Going forward companies are required, for all claims filed on or after 8 August 2023, to submit an AIF as part of making an R&D claim. The AIF requires companies to prepare between three and 10 technical descriptions of the projects, provide details of the company’s agent and a named officer responsible for the claim, along with other prescribed details. The AIF is a web-based form and must be filed on-line prior to the R&D claim being submitted in the usual way on a tax return. This is being used by HMRC to risk assess claims (i.e. review the sector, quality of information and identify the agents) and importantly, if the AIF is not submitted before the R&D claim, then HMRC have the powers to remove the R&D claim entirely from the company tax return. This will undoubtedly increase the administrative and technical burdens on claimants and their advisors when considering and making R&D claims.
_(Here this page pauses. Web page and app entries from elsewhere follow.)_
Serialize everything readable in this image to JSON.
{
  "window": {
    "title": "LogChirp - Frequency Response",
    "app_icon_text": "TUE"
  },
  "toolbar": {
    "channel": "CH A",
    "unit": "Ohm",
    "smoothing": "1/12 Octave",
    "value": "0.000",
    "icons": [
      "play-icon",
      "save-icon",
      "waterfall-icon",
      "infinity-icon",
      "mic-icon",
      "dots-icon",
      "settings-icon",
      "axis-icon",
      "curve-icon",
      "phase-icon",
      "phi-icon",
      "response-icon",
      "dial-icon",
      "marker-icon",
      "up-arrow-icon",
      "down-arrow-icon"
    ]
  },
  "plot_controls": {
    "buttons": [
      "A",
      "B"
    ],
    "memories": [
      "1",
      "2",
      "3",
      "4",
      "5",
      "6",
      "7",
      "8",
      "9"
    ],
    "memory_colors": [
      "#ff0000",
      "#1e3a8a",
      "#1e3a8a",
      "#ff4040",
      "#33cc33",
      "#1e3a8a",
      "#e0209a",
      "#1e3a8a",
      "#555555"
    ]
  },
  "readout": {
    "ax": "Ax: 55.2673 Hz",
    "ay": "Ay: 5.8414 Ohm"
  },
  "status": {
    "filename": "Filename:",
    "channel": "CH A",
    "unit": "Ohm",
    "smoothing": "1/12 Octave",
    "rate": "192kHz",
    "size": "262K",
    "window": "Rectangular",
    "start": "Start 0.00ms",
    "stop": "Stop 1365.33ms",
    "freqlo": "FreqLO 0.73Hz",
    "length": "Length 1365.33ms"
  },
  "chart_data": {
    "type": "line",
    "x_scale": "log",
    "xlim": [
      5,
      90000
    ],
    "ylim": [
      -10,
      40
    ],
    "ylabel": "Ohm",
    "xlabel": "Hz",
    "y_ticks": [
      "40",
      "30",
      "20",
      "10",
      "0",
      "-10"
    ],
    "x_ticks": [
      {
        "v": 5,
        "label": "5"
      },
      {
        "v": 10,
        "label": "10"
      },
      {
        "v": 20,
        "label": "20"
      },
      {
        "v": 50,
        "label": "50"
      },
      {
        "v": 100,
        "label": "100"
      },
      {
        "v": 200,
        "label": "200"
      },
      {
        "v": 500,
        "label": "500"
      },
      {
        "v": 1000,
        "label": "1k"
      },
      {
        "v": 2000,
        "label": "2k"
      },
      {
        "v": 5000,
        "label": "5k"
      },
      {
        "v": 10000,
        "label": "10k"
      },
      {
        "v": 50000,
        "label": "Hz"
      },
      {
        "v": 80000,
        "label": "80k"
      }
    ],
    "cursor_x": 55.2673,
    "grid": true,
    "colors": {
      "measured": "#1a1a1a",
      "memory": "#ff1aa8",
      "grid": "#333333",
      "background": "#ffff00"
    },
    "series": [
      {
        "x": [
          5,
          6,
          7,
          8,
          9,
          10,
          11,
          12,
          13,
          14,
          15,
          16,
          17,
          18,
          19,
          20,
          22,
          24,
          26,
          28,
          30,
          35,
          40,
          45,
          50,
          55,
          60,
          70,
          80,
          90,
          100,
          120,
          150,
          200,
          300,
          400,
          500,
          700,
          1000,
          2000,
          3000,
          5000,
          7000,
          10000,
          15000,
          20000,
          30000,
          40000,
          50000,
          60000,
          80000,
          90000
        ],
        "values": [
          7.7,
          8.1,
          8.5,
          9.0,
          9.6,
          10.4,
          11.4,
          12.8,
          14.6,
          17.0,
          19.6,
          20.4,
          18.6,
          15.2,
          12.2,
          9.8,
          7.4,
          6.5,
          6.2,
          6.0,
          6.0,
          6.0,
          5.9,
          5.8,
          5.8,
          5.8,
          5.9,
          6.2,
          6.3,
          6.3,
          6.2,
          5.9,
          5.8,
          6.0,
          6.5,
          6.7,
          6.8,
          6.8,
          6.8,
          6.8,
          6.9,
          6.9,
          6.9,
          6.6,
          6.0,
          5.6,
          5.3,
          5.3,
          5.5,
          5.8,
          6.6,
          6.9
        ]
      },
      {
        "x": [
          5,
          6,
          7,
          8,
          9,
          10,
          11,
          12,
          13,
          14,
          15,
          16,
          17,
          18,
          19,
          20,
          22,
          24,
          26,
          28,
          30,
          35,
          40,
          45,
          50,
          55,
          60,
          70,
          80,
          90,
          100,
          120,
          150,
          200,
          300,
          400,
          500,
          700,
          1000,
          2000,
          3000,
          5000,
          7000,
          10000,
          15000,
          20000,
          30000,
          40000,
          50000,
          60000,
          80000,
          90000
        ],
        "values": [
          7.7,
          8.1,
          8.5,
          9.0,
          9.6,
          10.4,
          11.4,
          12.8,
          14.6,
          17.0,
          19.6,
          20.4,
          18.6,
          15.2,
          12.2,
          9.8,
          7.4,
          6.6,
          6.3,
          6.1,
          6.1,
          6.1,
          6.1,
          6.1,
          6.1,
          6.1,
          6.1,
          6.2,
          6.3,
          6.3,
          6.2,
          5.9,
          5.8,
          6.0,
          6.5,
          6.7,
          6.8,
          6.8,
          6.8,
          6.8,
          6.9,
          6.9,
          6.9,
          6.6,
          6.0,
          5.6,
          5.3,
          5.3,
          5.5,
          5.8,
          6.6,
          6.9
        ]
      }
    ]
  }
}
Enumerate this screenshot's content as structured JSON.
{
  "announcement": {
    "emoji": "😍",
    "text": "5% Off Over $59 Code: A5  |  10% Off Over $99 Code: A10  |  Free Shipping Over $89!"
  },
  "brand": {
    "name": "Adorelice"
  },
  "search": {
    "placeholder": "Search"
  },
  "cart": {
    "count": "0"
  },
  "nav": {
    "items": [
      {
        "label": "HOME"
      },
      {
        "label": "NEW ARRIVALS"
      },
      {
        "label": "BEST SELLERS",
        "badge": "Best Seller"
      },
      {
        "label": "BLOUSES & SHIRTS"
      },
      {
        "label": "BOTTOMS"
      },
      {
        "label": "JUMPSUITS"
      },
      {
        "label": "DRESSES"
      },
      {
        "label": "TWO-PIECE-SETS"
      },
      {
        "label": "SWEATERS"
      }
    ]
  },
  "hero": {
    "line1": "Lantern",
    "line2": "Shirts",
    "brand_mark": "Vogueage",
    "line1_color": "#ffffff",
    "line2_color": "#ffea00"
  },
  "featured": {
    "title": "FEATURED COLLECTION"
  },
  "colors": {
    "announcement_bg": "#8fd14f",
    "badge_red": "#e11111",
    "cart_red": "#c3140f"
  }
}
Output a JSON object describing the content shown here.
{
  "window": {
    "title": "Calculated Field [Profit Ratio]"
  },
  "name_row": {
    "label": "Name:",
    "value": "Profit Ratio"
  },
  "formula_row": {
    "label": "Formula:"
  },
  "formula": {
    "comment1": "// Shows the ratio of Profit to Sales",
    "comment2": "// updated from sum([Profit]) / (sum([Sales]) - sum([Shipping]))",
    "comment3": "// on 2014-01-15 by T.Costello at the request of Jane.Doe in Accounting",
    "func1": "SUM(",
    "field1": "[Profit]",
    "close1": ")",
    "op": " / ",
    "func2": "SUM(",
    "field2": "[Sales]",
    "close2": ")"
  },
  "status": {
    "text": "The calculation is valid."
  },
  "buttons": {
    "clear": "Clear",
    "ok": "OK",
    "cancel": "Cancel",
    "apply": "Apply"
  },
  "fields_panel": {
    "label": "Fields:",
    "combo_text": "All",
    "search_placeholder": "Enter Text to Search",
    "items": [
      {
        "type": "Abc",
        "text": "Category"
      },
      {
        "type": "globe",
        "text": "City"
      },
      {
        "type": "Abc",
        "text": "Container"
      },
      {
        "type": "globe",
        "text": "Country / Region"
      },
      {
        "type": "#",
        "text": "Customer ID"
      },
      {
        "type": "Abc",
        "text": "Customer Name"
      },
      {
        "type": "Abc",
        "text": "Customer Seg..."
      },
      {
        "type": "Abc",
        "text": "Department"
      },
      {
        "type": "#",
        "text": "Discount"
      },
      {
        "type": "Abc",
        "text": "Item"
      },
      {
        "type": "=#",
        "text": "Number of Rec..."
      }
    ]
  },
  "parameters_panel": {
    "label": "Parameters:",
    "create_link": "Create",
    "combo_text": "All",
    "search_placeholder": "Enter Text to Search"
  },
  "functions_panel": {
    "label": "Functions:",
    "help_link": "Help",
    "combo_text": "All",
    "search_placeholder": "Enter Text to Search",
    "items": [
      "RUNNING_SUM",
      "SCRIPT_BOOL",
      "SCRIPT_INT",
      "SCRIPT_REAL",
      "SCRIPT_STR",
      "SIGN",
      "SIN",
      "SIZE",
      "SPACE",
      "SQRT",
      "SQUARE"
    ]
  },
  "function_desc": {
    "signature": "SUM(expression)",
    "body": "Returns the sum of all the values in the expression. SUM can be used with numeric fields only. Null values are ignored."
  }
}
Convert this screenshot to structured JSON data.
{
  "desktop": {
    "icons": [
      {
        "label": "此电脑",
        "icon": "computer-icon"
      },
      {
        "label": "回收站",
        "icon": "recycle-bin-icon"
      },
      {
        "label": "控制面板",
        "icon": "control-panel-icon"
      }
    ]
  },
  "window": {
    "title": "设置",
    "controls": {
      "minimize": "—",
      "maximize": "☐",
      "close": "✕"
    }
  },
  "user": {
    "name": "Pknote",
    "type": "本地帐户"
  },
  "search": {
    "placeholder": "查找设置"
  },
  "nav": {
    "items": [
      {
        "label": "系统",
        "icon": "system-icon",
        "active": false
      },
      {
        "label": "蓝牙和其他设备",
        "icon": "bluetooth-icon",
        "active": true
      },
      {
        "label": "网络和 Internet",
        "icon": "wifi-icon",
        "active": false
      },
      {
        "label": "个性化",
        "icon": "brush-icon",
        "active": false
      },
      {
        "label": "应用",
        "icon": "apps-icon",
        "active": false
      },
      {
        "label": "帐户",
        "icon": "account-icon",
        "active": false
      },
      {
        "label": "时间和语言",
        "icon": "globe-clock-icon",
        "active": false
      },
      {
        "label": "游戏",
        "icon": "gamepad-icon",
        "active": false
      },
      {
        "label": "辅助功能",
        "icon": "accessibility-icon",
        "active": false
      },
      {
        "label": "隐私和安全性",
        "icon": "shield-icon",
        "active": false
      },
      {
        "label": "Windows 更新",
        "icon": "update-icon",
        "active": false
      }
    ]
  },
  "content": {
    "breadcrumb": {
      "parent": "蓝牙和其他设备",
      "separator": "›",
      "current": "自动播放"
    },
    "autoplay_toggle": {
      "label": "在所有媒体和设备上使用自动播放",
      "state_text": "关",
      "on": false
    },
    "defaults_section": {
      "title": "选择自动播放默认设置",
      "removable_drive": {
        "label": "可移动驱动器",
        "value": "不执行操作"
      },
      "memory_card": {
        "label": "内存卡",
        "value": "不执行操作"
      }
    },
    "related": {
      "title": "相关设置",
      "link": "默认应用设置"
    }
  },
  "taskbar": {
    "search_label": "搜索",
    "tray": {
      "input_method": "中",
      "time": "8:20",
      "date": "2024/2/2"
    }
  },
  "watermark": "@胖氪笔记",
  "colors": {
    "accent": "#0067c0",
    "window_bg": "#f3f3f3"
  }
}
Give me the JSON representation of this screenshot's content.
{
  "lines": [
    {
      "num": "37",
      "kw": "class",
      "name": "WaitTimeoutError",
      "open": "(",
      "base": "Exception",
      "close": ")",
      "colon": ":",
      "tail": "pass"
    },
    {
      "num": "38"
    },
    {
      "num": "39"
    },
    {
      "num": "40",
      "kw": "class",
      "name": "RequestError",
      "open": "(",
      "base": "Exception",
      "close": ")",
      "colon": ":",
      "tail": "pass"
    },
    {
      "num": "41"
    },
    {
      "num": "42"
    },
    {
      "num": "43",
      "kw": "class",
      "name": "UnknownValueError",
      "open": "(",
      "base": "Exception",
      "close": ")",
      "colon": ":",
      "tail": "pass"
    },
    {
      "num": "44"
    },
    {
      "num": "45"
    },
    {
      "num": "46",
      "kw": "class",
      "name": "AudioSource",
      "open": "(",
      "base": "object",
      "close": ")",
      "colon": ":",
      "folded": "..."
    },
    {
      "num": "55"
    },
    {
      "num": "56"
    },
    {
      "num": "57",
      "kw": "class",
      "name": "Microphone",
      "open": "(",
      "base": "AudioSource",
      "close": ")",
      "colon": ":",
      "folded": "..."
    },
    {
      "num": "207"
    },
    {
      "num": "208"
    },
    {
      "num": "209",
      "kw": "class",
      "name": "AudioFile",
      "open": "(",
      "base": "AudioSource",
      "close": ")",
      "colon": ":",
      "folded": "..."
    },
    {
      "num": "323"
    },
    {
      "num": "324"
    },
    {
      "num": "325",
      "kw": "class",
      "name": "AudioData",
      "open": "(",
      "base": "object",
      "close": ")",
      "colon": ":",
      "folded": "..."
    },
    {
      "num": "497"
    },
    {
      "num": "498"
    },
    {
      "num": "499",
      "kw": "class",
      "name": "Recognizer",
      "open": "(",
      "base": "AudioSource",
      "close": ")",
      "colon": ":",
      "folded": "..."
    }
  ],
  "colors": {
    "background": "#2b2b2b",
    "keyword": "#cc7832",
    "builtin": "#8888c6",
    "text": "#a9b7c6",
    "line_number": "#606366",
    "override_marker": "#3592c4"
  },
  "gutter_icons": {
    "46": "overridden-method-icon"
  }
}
A new merged R&D regime

Draft legislation, as part of an ongoing consultation on the R&D regime, was issued over the summer for a new single merged R&D scheme for all claimants, largely based on the current R&D Expenditure Credit (RDEC) scheme. A decision is expected in the Autumn of this year as to whether the Government will proceed with a merged scheme. It is currently proposed that any new regime will apply from 1 April 2024 onwards. Whilst there are many nuances and issues pertaining to the draft legislation, most feedback received from claimants relates to the proposed ‘subcontracted’ and ‘subsidised’ expenditure rules. The proposed changes are expected to reduce the number of R&D claimants considerably and concentrate the R&D tax relief in the hands of companies that are at the top of the R&D supply chain or undertake ‘internal’ R&D.

HMRC’s targeting of the abuse within the R&D regime is to be welcomed. However, the measures highlighted above will impact genuine R&D claimants. Claimants face   greater risk of HMRC enquiries on their existing R&D claims, and significant extra compliance costs for likely smaller credit for future claims, with the result being less certainty for R&D incentives and future investment in innovation within the UK. The current timetable announced by the Government for a new merged regime risks enacting flawed legislation that could have longer term implications for companies undertaking R&D within the UK.

So, what should taxpayers be doing in response to HMRC’s focus on R&D tax claims? It will be increasingly important to collect and document evidence of R&D activities in a timely fashion, and that the methodology behind R&D calculations are reviewed to ensure claims are robust and compliant with the AIF. The timing of the completion and submission of the AIF will need to be factored into the company tax compliance cycle as the AIF must be filed before the tax return containing the R&D claim is filed. Taxpayers need to be aware that some of the information required to complete the AIF may need to be obtained from third parties e.g. employer PAYE references for Externally Provided Workers. Lastly, taxpayers should early on seek professional advice from R&D tax specialists to understand the risk profile of their claims and help pre-empt enquiries or to deal with enquiries from HMRC.

At KPMG our tax and legal colleagues work together in a multi-disciplinary team with a view to ensuring that R&D claimants claims are robust, the risk of intervention by HMRC is minimised and should HMRC raise an enquiry, this is progressed to successful resolution.